- Baxter is in advanced talks to buy Hillrom in a deal valued at around $10 billion, reported The Wall Street Journal on Sunday, citing people familiar with the matter. Hillrom’s stock was up more than 10% in Monday trading on the news.
- Late last month, The Wall Street Journal and Bloomberg reported Baxter was in early discussions to acquire the medical-equipment maker. Hillrom reportedly rejected that offer of $144 per share. The latest report, which values Hillrom at around $150 a share, could be reached by midweek “assuming the talks don’t fall apart,” according to WSJ’s unnamed sources.
- Wall Street analysts have been skeptical of a potential union. Baird wrote Monday they talked themselves into a combination given Hillrom’s push into connected care, the focus of Baxter’s M&A strategy. However, J.P. Morgan argued Baxter has a “tall order” convincing investors “this is a more strategic vs. financial acquisition.”
Baxter CEO Joe Almeida in late July laid out his thinking on M&A emphasizing that the company is “doing a lot in connected health” and looking to “make sure that we have the ability to deploy capital in that area.” At the time, a Baird analyst said Almeida’s remarks sounded like a “non-specific defense” of a Hillrom deal.
While Baxter’s earlier $144 per share offer was reportedly rebuffed by Hillrom, the latest reported bid of around $150 a share might have what it takes to seal the deal.
Baxter has been looking for a meaningful M&A target since Almeida took the helm in January 2016. The CEO told investors in late July that the size of deals is a “secondary” consideration to “strategic fit” for Baxter.
However, J.P. Morgan wrote Monday that Baxter’s management “will have a tall order to convince investors” this is more of a strategic acquisition versus a financial buy.
“While Hillrom is improving its product portfolio, adding value with connected care, and continuing to expand internationally, we see some, but not an overwhelming strategic benefit,” wrote the J.P. Morgan analysts, who noted that “integrating the connected care aspect with Hillrom’s beds and monitors might have synergies” with Baxter’s infusion pump business.
But Baird’s Polark argued skeptics under-appreciate the “momentum Hillrom is building in care communications, middle ware, smart beds, digital exam tools, intelligent non-contact monitoring devices, and OR automation solutions.” Polark added that the acute care environment is “in the early innings of another wave of digital transformation” and the products adopted so far by hospitals are generally suboptimal.
While Polark acknowledged the Hillrom portfolio “isn’t a silver bullet to fix all that ails,” the analyst contends that the company’s products bring “a lot of tools to bear and seems, in some respects, to just be getting started on its digital journey.” Polark asked: “As a major partner to health systems, why wouldn’t Baxter want to be involved here?”
Nonetheless, J.P. Morgan analysts observed that while there are synergies between the two companies there is not an overwhelming strategic benefit.

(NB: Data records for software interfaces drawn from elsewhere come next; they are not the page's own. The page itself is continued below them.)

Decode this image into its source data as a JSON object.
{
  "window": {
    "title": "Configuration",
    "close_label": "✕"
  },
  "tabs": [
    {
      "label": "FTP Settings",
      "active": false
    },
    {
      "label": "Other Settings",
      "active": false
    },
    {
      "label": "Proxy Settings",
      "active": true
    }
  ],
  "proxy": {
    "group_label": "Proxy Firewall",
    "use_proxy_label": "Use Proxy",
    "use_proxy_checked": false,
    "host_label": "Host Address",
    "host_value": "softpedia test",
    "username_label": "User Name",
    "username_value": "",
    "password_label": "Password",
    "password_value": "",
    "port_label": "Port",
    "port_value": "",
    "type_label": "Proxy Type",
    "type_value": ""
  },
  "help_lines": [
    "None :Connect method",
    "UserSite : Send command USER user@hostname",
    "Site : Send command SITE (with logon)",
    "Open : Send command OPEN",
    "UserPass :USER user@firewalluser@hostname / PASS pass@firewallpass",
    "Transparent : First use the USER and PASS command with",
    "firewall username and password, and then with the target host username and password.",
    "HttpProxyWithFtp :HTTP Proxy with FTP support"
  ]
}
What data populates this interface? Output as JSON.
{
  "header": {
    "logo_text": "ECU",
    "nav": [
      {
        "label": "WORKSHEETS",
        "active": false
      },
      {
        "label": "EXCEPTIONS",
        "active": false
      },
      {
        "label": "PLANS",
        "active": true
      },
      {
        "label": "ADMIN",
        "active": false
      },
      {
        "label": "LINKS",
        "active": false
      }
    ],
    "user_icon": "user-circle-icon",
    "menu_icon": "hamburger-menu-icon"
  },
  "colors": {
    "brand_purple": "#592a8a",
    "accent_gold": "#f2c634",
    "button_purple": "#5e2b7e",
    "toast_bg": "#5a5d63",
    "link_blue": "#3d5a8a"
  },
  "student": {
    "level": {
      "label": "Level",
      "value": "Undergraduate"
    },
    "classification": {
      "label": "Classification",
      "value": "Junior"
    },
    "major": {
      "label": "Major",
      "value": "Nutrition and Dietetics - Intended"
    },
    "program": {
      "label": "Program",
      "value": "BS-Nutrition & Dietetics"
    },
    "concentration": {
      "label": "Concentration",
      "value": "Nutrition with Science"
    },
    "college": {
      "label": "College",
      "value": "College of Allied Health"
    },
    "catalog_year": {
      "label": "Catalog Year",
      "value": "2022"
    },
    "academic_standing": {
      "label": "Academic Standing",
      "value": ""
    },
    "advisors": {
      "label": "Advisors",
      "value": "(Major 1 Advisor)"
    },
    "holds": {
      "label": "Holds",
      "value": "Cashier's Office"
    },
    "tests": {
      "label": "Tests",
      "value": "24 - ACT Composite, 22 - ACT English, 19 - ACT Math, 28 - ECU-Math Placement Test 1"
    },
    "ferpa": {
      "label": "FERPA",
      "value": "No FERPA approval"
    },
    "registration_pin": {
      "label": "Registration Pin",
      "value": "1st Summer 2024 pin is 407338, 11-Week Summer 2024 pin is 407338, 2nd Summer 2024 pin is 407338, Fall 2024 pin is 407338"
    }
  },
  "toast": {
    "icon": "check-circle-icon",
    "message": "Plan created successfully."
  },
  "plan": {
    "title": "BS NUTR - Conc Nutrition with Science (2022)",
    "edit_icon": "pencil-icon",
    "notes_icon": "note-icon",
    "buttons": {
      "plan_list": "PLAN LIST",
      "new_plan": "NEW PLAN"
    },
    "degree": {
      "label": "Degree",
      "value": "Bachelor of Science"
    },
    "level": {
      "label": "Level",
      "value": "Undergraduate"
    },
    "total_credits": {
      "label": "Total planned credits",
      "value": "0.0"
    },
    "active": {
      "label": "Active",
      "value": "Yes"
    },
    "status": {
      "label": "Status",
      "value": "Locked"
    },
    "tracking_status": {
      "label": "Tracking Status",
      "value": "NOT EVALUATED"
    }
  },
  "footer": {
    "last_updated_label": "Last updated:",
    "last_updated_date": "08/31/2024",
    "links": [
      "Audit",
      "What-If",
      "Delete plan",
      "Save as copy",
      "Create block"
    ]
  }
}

Among the analyst’s objections to a potential deal is Hillrom’s 2-3% weighted average market growth rate.
“Nothing against Hillrom, which has done an excellent job improving its business over the years, but the company’s WAMGR is in the 2-3% range now, below Baxter’s at ~3-4%, and uninteresting as far as MedTech end-market growth goes,” the J.P. Morgan analysts wrote. “Without accelerating top-line growth, we don’t think investors would like Baxter entering lower growth end-markets for the benefit of accretion.”